Cover 23 is a solid surface that its opened at the bottom. The cover is slightly dome shaped on its top surface such that its center is higher than its edges to allow deposited moisture, snow or other material to fall down its sides away from the vent structure below and not enter through the dual screens to the tank. A disk 29 with the necessary sloped configuration may be welded to the cover's top insuring this desired result.
FIG. 2 is a top view of the assembled FIG. 1 embodiment with its outer screen 27 and covers 23 and 25 removed looking downwardly in the direction of the FIG. 1 arrows. Part of the upright center bolt 17 welded to the top of section 15 is depicted along with the larger diameter base member platform 11 below it. The outer screen is clamped to this platform's vertical edged depending skirt 10 which extends around the platform's circumference. The equally spaced flat support bars 13 extending up from below base pipe section 7 have their upper ends shown in dotted line format inside the encircling steel ring 15.
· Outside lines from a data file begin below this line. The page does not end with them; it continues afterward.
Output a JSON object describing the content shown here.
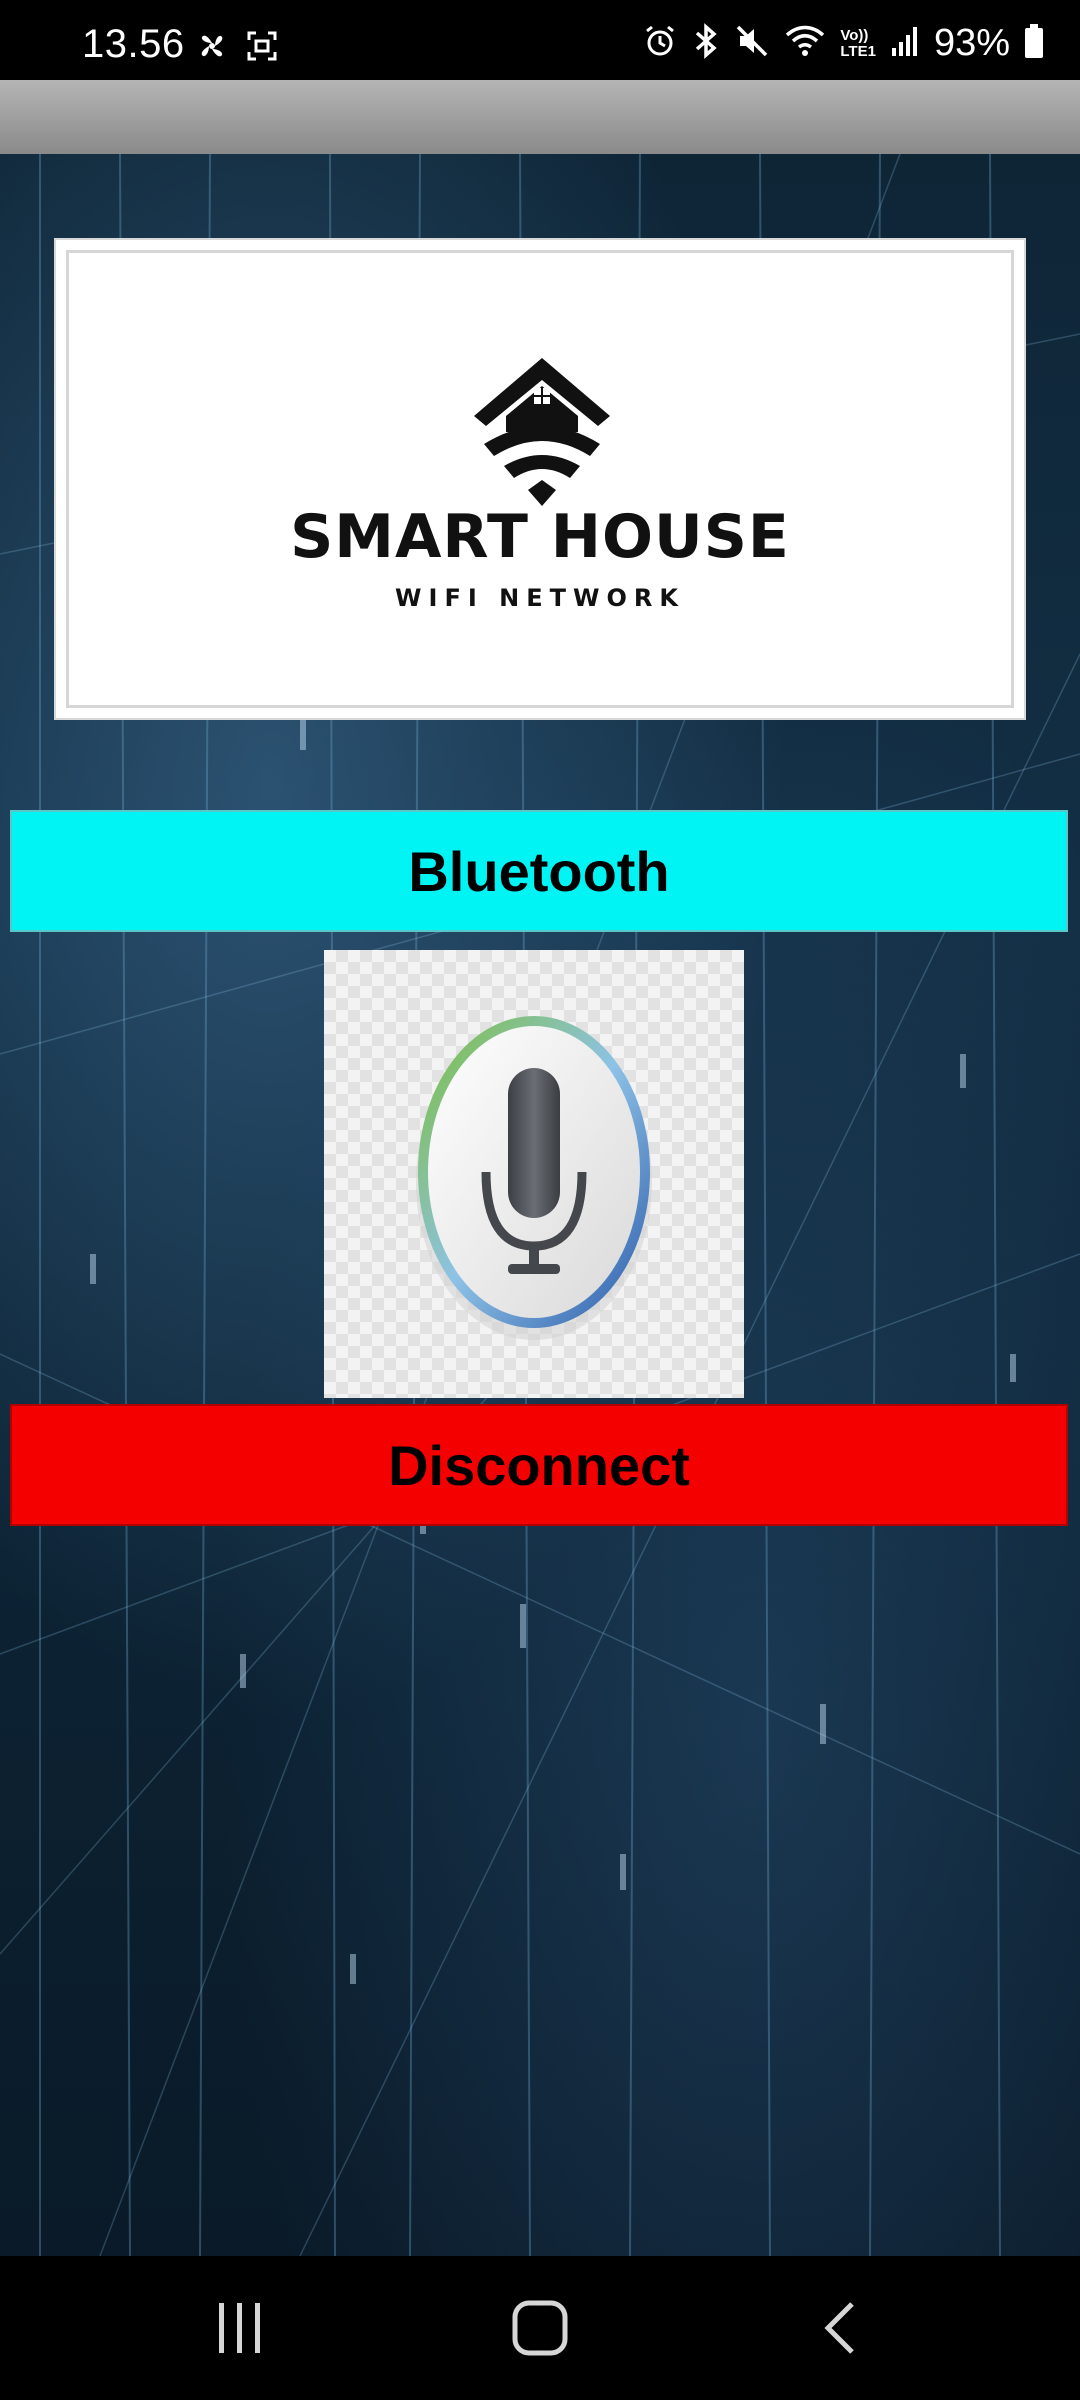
{
  "status_bar": {
    "time": "13.56",
    "battery": "93%",
    "icons": [
      "pinwheel-icon",
      "screenshot-icon",
      "alarm-icon",
      "bluetooth-icon",
      "mute-icon",
      "wifi-icon",
      "volte-lte-icon",
      "signal-icon",
      "battery-icon"
    ],
    "volte_label": "Vo))",
    "lte_label": "LTE1"
  },
  "logo": {
    "title": "SMART HOUSE",
    "subtitle": "WIFI NETWORK"
  },
  "buttons": {
    "bluetooth_label": "Bluetooth",
    "disconnect_label": "Disconnect"
  },
  "voice": {
    "icon": "microphone-icon"
  },
  "nav": {
    "recents": "recents-icon",
    "home": "home-icon",
    "back": "back-icon"
  },
  "colors": {
    "bluetooth_button": "#00f4f4",
    "disconnect_button": "#f50000",
    "status_bar": "#000000",
    "app_bar": "#a0a0a0",
    "background": "#0e2536"
  }
}
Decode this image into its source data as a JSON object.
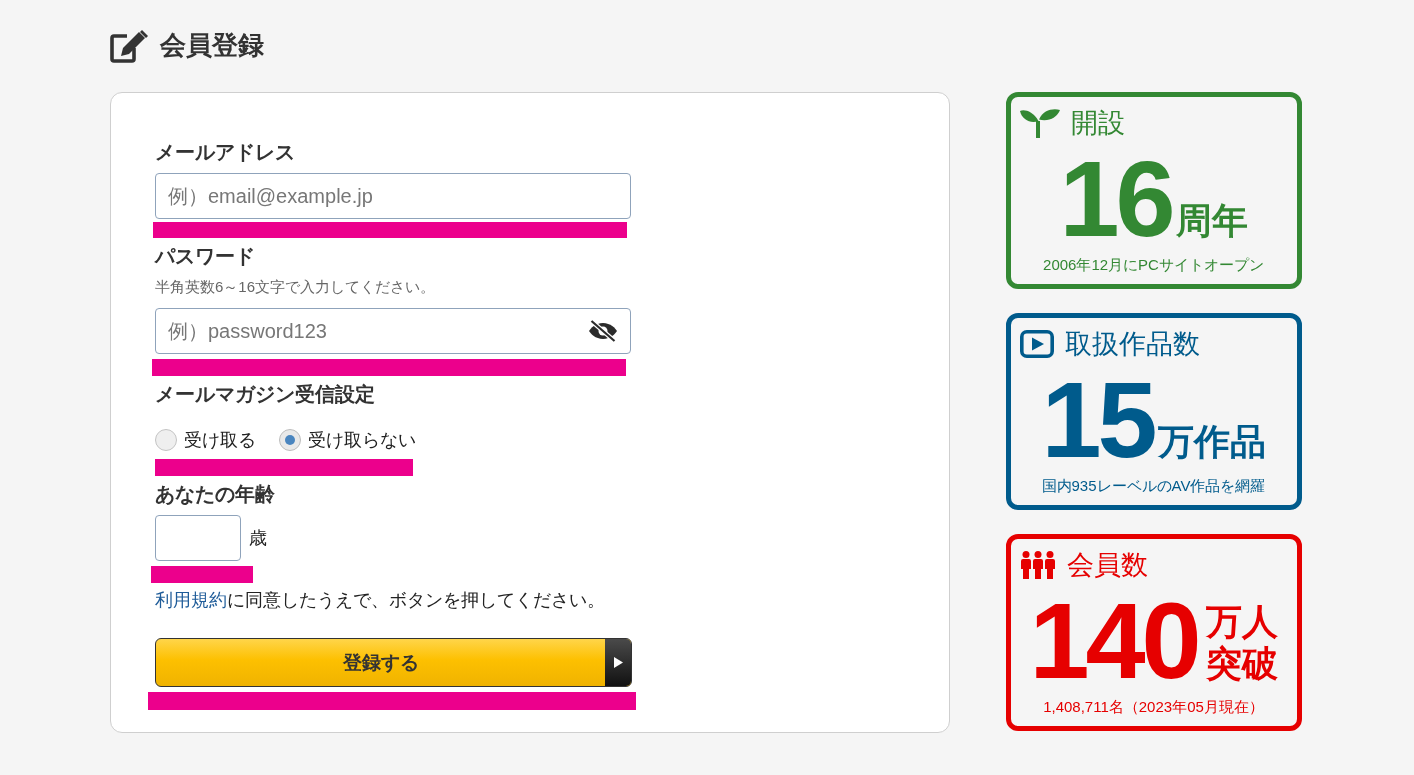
{
  "page_title": "会員登録",
  "form": {
    "fields": [
      {
        "kind": "email",
        "label": "メールアドレス",
        "placeholder": "例）email@example.jp",
        "marked": true
      },
      {
        "kind": "password",
        "label": "パスワード",
        "hint": "半角英数6～16文字で入力してください。",
        "placeholder": "例）password123",
        "marked": true
      },
      {
        "kind": "radio",
        "label": "メールマガジン受信設定",
        "options": [
          {
            "label": "受け取る",
            "selected": false
          },
          {
            "label": "受け取らない",
            "selected": true
          }
        ],
        "marked": true
      },
      {
        "kind": "age",
        "label": "あなたの年齢",
        "unit": "歳",
        "marked": true
      }
    ],
    "terms": {
      "link": "利用規約",
      "text": "に同意したうえで、ボタンを押してください。"
    },
    "submit": {
      "label": "登録する",
      "marked": true
    }
  },
  "stats": [
    {
      "kind": "founded",
      "color": "#338833",
      "title": "開設",
      "value": "16",
      "unit": [
        "周年"
      ],
      "note": "2006年12月にPCサイトオープン"
    },
    {
      "kind": "titles",
      "color": "#005b8c",
      "title": "取扱作品数",
      "value": "15",
      "unit": [
        "万作品"
      ],
      "note": "国内935レーベルのAV作品を網羅"
    },
    {
      "kind": "members",
      "color": "#e60000",
      "title": "会員数",
      "value": "140",
      "unit": [
        "万人",
        "突破"
      ],
      "note": "1,408,711名（2023年05月現在）"
    }
  ]
}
FIG. 3 is a front view of the assembled FIG. 1 embodiment with part of the cover section 23 cut away. The cover's 23 cut away section reveals the outer screen 27 held at its bottom to vertical edge 10 by the lower encircling ring clamp 26. Visible in this cut away section behind screen 27 are the inner screen 19 and one of the support bar elements 13. The arrows on both sides indicate the approximate contemplated air flow to and from the water tank under the lower opened edge of cover 23 after passing through the concentrically mounted screens and section 7.
In the described FIGS. 1-3 embodiment the existing vent stack 7 and the mounted pipe cap section 15 are configured to have substantially the same outer diameter. These same diameters generally go from 2 to 10 inches. As the existing vent systems increase in diameter up to about 26 inches, a variation to the described embodiment can be made. This variation is depicted in FIG. 4 wherein cover section 23 is partially cut away and the described parts have the same designation as in the FIGS. 1-3 embodiment but vent stack 7 and center hole cover 25 have the same diameter while mounted pipe cap section 15 and depicted lower skirt 9 have a smaller diameter. Band clamps 26 with the appropriate diameters mounted the inner screen 19 to pipe cap section 15 and depicted lower skirt 9 at their top and bottom, respectively. Larger diameter band clamps 26 mount the larger outer screen 27 to the outside diameter of lower vent stack 7 and upper center hole cover 25.
The particular material used to construct embodiments of the invention and the specific dimensions for the components can vary provided they are in accordance with the described operation. Since it is intended they be exposed to the elements, all should be constructed of material that is moisture resistant or waterproof. While carbon steel has been used for the frame support and its sleeve, cap and cover components, conceivably weather resistant molded plastics, stainless steel, aluminum and other suitable materials could also be used to construct these components.
Although the present invention's preferred embodiment and the method of using the same according to the present invention has been described in the foregoing specification with considerable details, it is to be understood that modifications may be made to the invention which do not exceed the scope of the appended claims and modified forms of the present invention done by others skilled in the art to which the invention pertains will be considered infringements of this invention when those modified forms fall within the claimed scope of this invention.